Collected data entries
++++++++
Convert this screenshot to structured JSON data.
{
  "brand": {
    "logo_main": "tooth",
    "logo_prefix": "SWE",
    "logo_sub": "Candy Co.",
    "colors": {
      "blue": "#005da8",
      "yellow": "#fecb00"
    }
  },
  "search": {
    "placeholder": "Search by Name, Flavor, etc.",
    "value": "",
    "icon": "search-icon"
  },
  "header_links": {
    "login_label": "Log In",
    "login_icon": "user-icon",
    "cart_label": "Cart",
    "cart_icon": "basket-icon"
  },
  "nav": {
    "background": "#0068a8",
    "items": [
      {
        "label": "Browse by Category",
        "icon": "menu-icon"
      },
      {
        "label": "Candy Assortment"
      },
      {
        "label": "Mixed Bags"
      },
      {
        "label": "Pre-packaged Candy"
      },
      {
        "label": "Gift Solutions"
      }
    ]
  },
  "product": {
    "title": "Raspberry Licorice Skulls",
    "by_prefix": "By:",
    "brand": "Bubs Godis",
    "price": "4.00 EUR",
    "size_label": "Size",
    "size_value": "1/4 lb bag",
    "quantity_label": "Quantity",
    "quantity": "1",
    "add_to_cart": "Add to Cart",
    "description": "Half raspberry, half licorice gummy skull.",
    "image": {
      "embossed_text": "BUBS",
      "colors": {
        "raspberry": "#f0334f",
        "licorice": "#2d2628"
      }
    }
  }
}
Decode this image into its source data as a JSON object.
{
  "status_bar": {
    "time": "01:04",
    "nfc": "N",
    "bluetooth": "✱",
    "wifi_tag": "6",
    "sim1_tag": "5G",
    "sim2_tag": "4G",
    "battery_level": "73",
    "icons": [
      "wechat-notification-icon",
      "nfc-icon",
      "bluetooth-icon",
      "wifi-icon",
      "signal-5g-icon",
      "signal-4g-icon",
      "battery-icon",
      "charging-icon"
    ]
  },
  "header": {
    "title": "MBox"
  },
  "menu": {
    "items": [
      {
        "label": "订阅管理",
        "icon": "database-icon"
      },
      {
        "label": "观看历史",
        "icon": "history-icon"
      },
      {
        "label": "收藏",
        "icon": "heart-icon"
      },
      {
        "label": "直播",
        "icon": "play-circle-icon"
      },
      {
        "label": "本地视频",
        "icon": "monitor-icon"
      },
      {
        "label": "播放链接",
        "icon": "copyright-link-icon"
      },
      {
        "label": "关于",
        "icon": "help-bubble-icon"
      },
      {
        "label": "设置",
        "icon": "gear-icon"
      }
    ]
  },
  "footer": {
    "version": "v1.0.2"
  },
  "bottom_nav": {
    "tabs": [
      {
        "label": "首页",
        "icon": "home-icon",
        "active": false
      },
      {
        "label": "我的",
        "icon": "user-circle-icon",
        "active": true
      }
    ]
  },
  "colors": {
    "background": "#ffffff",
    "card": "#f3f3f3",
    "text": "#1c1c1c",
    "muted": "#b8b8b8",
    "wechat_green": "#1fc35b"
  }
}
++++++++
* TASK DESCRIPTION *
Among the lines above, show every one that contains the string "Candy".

* YOUR RESPONSE *
    "logo_sub": "Candy Co.",
        "label": "Candy Assortment"
        "label": "Pre-packaged Candy"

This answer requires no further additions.